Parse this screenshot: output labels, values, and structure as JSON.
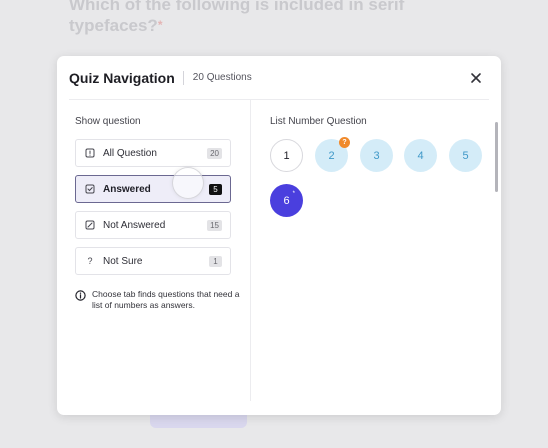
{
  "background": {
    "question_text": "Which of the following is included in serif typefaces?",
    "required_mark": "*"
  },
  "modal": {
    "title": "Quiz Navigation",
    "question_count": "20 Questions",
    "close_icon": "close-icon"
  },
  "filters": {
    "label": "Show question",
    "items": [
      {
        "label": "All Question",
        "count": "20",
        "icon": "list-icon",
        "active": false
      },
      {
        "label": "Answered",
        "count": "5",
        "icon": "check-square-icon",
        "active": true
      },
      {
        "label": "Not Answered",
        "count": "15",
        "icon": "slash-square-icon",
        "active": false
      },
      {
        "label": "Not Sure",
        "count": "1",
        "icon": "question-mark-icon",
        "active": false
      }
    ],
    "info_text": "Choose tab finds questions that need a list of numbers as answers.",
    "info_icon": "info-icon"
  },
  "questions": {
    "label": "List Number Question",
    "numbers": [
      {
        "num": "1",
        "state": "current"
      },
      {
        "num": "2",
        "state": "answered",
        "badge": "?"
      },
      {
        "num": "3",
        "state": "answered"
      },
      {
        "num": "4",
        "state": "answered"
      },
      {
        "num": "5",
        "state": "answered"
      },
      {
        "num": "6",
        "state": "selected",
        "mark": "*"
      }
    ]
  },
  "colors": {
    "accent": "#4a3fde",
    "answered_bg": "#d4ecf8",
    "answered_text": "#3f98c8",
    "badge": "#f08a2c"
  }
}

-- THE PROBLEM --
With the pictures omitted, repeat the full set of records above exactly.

-- OUTPUT BELOW --
Parse this screenshot: output labels, values, and structure as JSON.
{
  "background": {
    "question_text": "Which of the following is included in serif typefaces?",
    "required_mark": "*"
  },
  "modal": {
    "title": "Quiz Navigation",
    "question_count": "20 Questions",
    "close_icon": "close-icon"
  },
  "filters": {
    "label": "Show question",
    "items": [
      {
        "label": "All Question",
        "count": "20",
        "icon": "list-icon",
        "active": false
      },
      {
        "label": "Answered",
        "count": "5",
        "icon": "check-square-icon",
        "active": true
      },
      {
        "label": "Not Answered",
        "count": "15",
        "icon": "slash-square-icon",
        "active": false
      },
      {
        "label": "Not Sure",
        "count": "1",
        "icon": "question-mark-icon",
        "active": false
      }
    ],
    "info_text": "Choose tab finds questions that need a list of numbers as answers.",
    "info_icon": "info-icon"
  },
  "questions": {
    "label": "List Number Question",
    "numbers": [
      {
        "num": "1",
        "state": "current"
      },
      {
        "num": "2",
        "state": "answered",
        "badge": "?"
      },
      {
        "num": "3",
        "state": "answered"
      },
      {
        "num": "4",
        "state": "answered"
      },
      {
        "num": "5",
        "state": "answered"
      },
      {
        "num": "6",
        "state": "selected",
        "mark": "*"
      }
    ]
  },
  "colors": {
    "accent": "#4a3fde",
    "answered_bg": "#d4ecf8",
    "answered_text": "#3f98c8",
    "badge": "#f08a2c"
  }
}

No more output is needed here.